**Work order:** Repeat the entries in full. Each line must match exactly.

**Records shown:**
<<<<

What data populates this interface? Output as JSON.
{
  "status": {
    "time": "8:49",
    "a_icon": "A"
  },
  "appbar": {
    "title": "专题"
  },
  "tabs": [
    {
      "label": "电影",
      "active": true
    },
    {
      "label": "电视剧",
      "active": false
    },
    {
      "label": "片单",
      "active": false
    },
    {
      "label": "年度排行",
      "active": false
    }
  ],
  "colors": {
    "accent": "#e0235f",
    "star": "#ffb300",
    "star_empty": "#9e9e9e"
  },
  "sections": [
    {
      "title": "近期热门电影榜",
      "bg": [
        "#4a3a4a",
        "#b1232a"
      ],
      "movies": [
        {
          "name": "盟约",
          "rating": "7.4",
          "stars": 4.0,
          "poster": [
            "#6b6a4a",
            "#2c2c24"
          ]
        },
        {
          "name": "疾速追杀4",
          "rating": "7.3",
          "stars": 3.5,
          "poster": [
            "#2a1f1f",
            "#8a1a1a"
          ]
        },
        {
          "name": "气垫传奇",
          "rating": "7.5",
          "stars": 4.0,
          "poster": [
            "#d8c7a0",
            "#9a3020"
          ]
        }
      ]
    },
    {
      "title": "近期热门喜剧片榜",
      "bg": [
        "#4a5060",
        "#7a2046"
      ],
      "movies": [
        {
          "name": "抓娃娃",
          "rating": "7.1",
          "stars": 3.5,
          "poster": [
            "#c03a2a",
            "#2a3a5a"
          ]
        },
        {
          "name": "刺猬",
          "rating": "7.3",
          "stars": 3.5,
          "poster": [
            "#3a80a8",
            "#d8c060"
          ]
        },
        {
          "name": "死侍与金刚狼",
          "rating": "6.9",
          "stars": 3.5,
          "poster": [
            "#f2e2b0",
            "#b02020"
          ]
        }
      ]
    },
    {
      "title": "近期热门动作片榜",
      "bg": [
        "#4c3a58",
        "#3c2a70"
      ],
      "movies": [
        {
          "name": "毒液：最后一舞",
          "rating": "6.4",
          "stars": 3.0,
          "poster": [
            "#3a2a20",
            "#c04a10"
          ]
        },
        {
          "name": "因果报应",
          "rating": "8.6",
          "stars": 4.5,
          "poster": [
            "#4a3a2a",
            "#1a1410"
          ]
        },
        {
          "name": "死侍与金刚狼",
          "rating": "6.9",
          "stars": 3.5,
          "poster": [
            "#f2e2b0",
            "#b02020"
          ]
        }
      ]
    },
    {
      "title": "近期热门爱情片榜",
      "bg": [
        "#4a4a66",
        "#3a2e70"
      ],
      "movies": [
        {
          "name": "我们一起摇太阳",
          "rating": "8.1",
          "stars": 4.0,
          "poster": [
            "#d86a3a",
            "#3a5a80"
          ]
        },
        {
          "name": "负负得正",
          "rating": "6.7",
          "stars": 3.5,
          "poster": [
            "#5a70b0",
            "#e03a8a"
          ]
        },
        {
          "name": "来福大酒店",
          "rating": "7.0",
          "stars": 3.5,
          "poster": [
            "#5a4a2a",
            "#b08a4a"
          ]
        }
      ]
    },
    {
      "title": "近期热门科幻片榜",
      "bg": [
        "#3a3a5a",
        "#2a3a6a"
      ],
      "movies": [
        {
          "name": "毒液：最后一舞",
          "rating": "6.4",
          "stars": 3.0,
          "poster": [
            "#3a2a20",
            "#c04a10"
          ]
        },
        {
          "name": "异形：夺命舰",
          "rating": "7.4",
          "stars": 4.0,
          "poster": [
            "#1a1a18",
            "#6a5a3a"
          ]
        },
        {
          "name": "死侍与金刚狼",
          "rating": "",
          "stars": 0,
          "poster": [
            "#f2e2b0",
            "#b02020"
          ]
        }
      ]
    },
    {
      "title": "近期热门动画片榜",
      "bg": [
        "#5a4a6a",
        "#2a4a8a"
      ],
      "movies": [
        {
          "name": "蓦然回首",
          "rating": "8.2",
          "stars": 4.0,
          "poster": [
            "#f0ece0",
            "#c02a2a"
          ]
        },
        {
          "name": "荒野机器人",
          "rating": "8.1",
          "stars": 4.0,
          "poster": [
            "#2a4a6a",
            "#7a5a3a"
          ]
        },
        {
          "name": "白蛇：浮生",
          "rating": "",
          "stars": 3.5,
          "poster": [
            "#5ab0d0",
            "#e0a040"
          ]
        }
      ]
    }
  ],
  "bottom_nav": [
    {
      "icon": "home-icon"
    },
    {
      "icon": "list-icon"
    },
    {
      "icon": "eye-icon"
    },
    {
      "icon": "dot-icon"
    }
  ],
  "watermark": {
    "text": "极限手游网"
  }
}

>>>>

**Task response:**
What data populates this interface? Output as JSON.
{
  "status": {
    "time": "8:49",
    "a_icon": "A"
  },
  "appbar": {
    "title": "专题"
  },
  "tabs": [
    {
      "label": "电影",
      "active": true
    },
    {
      "label": "电视剧",
      "active": false
    },
    {
      "label": "片单",
      "active": false
    },
    {
      "label": "年度排行",
      "active": false
    }
  ],
  "colors": {
    "accent": "#e0235f",
    "star": "#ffb300",
    "star_empty": "#9e9e9e"
  },
  "sections": [
    {
      "title": "近期热门电影榜",
      "bg": [
        "#4a3a4a",
        "#b1232a"
      ],
      "movies": [
        {
          "name": "盟约",
          "rating": "7.4",
          "stars": 4.0,
          "poster": [
            "#6b6a4a",
            "#2c2c24"
          ]
        },
        {
          "name": "疾速追杀4",
          "rating": "7.3",
          "stars": 3.5,
          "poster": [
            "#2a1f1f",
            "#8a1a1a"
          ]
        },
        {
          "name": "气垫传奇",
          "rating": "7.5",
          "stars": 4.0,
          "poster": [
            "#d8c7a0",
            "#9a3020"
          ]
        }
      ]
    },
    {
      "title": "近期热门喜剧片榜",
      "bg": [
        "#4a5060",
        "#7a2046"
      ],
      "movies": [
        {
          "name": "抓娃娃",
          "rating": "7.1",
          "stars": 3.5,
          "poster": [
            "#c03a2a",
            "#2a3a5a"
          ]
        },
        {
          "name": "刺猬",
          "rating": "7.3",
          "stars": 3.5,
          "poster": [
            "#3a80a8",
            "#d8c060"
          ]
        },
        {
          "name": "死侍与金刚狼",
          "rating": "6.9",
          "stars": 3.5,
          "poster": [
            "#f2e2b0",
            "#b02020"
          ]
        }
      ]
    },
    {
      "title": "近期热门动作片榜",
      "bg": [
        "#4c3a58",
        "#3c2a70"
      ],
      "movies": [
        {
          "name": "毒液：最后一舞",
          "rating": "6.4",
          "stars": 3.0,
          "poster": [
            "#3a2a20",
            "#c04a10"
          ]
        },
        {
          "name": "因果报应",
          "rating": "8.6",
          "stars": 4.5,
          "poster": [
            "#4a3a2a",
            "#1a1410"
          ]
        },
        {
          "name": "死侍与金刚狼",
          "rating": "6.9",
          "stars": 3.5,
          "poster": [
            "#f2e2b0",
            "#b02020"
          ]
        }
      ]
    },
    {
      "title": "近期热门爱情片榜",
      "bg": [
        "#4a4a66",
        "#3a2e70"
      ],
      "movies": [
        {
          "name": "我们一起摇太阳",
          "rating": "8.1",
          "stars": 4.0,
          "poster": [
            "#d86a3a",
            "#3a5a80"
          ]
        },
        {
          "name": "负负得正",
          "rating": "6.7",
          "stars": 3.5,
          "poster": [
            "#5a70b0",
            "#e03a8a"
          ]
        },
        {
          "name": "来福大酒店",
          "rating": "7.0",
          "stars": 3.5,
          "poster": [
            "#5a4a2a",
            "#b08a4a"
          ]
        }
      ]
    },
    {
      "title": "近期热门科幻片榜",
      "bg": [
        "#3a3a5a",
        "#2a3a6a"
      ],
      "movies": [
        {
          "name": "毒液：最后一舞",
          "rating": "6.4",
          "stars": 3.0,
          "poster": [
            "#3a2a20",
            "#c04a10"
          ]
        },
        {
          "name": "异形：夺命舰",
          "rating": "7.4",
          "stars": 4.0,
          "poster": [
            "#1a1a18",
            "#6a5a3a"
          ]
        },
        {
          "name": "死侍与金刚狼",
          "rating": "",
          "stars": 0,
          "poster": [
            "#f2e2b0",
            "#b02020"
          ]
        }
      ]
    },
    {
      "title": "近期热门动画片榜",
      "bg": [
        "#5a4a6a",
        "#2a4a8a"
      ],
      "movies": [
        {
          "name": "蓦然回首",
          "rating": "8.2",
          "stars": 4.0,
          "poster": [
            "#f0ece0",
            "#c02a2a"
          ]
        },
        {
          "name": "荒野机器人",
          "rating": "8.1",
          "stars": 4.0,
          "poster": [
            "#2a4a6a",
            "#7a5a3a"
          ]
        },
        {
          "name": "白蛇：浮生",
          "rating": "",
          "stars": 3.5,
          "poster": [
            "#5ab0d0",
            "#e0a040"
          ]
        }
      ]
    }
  ],
  "bottom_nav": [
    {
      "icon": "home-icon"
    },
    {
      "icon": "list-icon"
    },
    {
      "icon": "eye-icon"
    },
    {
      "icon": "dot-icon"
    }
  ],
  "watermark": {
    "text": "极限手游网"
  }
}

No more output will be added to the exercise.